Michael Delahoyde
Washington State University


In writing about humanities, especially literature (and film), we tend to use present tense to convey the ongoing life of the work: e.g., Andreas Capellanus tells Walter that love is suffering; St. Buddy looks coyly to the left in Michelangelo's last fresco. Inside your discussion, offer parenthetical citations (just author and page) not only for direct quotations, but also for summarized and paraphrased material from sources: e.g., the tabloid press has announced that Satan recently escaped from Hell and has killed thirteen petroleum workers in the Arctic (Dexter 24). Note proper punctuation in citing (no comma, no pg., no pgs, nothing but a space between author and page!): e.g., Dante compares Beatrice "to divine grace in the Church, to the Virgin Mary, and even to Christ himself" (Hirsch 87). Interested readers can easily retrieve full bibliographic information by referring to your alphabetized list of works at the end of the paper or somewhere on the web site.
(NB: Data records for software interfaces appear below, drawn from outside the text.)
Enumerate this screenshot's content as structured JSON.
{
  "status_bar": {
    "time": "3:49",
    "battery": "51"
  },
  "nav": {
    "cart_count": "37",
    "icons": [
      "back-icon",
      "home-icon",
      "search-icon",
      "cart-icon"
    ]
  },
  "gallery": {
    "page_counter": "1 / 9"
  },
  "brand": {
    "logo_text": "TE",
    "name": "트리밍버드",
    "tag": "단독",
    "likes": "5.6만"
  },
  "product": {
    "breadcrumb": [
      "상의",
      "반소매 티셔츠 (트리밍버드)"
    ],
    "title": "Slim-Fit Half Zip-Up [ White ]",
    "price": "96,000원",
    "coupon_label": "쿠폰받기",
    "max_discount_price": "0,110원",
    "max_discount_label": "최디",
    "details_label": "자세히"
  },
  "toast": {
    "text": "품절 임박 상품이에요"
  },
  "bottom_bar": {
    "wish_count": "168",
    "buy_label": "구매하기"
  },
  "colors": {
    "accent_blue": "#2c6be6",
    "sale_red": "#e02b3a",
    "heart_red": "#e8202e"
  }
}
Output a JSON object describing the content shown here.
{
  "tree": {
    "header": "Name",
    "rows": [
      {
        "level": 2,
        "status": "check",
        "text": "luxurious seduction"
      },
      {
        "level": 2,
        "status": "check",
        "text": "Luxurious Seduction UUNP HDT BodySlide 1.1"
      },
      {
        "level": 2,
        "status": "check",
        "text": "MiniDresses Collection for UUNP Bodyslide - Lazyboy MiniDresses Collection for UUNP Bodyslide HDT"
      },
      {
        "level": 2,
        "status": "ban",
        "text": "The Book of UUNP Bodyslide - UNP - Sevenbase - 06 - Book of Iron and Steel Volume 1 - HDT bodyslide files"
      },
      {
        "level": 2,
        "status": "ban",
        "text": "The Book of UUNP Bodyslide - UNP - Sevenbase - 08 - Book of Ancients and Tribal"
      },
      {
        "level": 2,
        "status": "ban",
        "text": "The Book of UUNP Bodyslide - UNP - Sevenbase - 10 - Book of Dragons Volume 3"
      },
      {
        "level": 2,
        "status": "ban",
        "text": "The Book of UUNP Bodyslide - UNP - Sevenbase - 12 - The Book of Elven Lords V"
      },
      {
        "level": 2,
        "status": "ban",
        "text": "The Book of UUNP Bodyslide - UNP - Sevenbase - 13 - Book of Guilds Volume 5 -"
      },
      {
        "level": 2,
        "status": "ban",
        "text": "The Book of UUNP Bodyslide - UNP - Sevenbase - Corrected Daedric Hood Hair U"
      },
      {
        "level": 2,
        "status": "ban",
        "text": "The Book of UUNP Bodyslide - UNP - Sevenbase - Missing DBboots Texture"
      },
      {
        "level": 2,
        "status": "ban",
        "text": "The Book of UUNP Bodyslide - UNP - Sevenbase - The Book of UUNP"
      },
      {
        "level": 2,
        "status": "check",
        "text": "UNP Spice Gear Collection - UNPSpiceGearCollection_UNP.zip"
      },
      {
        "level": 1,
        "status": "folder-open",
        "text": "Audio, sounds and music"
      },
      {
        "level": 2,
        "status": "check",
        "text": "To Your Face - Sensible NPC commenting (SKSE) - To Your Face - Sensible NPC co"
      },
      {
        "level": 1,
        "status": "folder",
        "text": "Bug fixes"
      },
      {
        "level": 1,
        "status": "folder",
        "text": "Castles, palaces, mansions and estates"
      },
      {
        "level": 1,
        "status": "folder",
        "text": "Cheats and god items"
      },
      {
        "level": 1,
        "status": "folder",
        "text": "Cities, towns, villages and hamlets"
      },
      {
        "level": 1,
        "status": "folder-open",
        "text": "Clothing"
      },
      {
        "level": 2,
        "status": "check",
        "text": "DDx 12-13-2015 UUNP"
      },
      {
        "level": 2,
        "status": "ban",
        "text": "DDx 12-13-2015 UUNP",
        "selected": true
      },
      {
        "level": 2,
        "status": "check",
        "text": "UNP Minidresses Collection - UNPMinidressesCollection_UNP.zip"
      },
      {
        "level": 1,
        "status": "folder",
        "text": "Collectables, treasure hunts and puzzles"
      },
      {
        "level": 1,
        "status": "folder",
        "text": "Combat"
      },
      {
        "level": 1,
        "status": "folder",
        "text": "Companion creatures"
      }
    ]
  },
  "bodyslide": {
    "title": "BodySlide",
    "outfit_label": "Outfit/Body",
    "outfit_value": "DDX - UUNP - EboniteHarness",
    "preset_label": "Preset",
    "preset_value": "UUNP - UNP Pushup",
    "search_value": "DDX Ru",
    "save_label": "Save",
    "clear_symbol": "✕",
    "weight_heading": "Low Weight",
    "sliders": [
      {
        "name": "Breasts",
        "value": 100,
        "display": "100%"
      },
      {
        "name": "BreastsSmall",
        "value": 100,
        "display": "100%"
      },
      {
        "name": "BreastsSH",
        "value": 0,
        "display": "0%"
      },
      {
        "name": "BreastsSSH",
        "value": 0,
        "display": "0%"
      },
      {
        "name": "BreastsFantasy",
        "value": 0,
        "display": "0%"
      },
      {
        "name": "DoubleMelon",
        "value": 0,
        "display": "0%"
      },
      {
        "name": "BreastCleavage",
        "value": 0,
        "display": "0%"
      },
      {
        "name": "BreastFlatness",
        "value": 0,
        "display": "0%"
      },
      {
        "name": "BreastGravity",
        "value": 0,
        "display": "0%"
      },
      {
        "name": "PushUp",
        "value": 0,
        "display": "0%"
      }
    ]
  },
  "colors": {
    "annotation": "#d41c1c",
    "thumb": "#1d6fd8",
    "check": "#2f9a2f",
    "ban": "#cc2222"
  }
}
When quoting four or more lines from a source, normally you should use block quotation: e.g., Hildegard explains that she

heard a voice speaking against the crimes which members of religious communities as well as lay people commit against justice: O justice, you are without a homeland; you are a foreigner in the city.... "Whence do I come? I come from the heart of the Father. And all lands are gathered around me.... I sigh at the ignorance of the people.
(qtd. in Fox 8)
In your manuscript, indent block quotations twice -- they are distinct from normal paragraph indentations. Also note the manner of citing the source here.

The following list shows correct format for books, articles, television shows, films, primary sources contained inside edited works, web sites, CDs, and mostly actual resources for various types of humanities research.

Works Cited

Abelard, Peter. "Flora." Literature of the Western World: Vol. I. 3rd ed. by Brian Wilkie and James Hurt. NY: MacMillan Pub. Co., 1992. 1654-1655.

Andreas Capellanus. The Art of Courtly Love. Trans. John Jay Parry. NY: Columbia University Press, 1990.

Campbell, Joseph. The Masks of God: Occidental Mythology. NY: Penguin Books, 1964.

Campbell, Joseph, and Bill Moyers. The Power of Myth. NY: Doubleday, 1988.

Ciardi, John. Introduction. The Divine Comedy. By Dante Alighieri. The Norton Anthology of World Literature, Vol. I. 6th ed. NY: W.W. Norton and Co., 1992. 1273-1285.

The Crusades. Narr. Terry Jones. 4 episodes. The History Channel. 30 Apr.-3 May 1996.

"Culhwch and Olwen." The Mabinogion. Trans. Gwyn Jones and Thomas Jones. London: J.M. Dent and Sons Ltd., 1949.

Dante. Inferno. Literature of the Western World: Vol. I. 3rd ed. by Brian Wilkie and James Hurt. NY: MacMillan Pub. Co., 1992. 14121550.

Delahoyde, Michael. "Hildegard of Bingen." Medieval and Renaissance Humanities. http://www.wsu.edu/~delahoyd/medieval&renaissance/hildegard.html (13 September 2002).

Dexter, Beatrice. "Oil Rig Drills Hole into Hell!" Weekly World News 7 April 1992: 24-25.

Donaldson, E. Talbot. "The Myth of Courtly Love." Speaking of Chaucer. NY: W.W. Norton and Co., Inc., 1970. 154-163.

Durling, Robert M. "Deceit and Digestion in the Belly of Hell." Allegory and Interpretation: Selected Papers from the English Institute, 197980. n.s. #5. Ed. Stephen J. Greenblatt. Baltimore: The Johns Hopkins Press, 1981. 61-93.

_____. "'Io son venuto': Seneca, Plato, and the Microcosm." Dante Studies 93 (1975): 95-129.

Grandgent, C.H., and Charles S. Singleton, eds. Companion to The Divine Comedy. Cambridge: Harvard University Press, 1975.

Hildegard von Bingen. Canticles of Ecstasy. Perf. Sequentia. Deutsche Harmonia Mundi, 1994.

Hirsch, Edward. "A Fresh Hell." Rev. of Dante's Inferno, by Robert Pinsky, ed. The New Yorker 8 July 1995: 87-90.

Hughes, Robert. Heaven and Hell in Western Art. NY: Stein and Day, Pub., 1968.

Loyn, H.R., ed. The Middle Ages: A Concise Encyclopedia. London: Thames and Hudson Ltd., 1989.

Monty Python and the Holy Grail. Dir. Terry Gilliam. Python Pictures, 1974.

The New English Bible. NY: Oxford University Press, 1972.

Medieval Index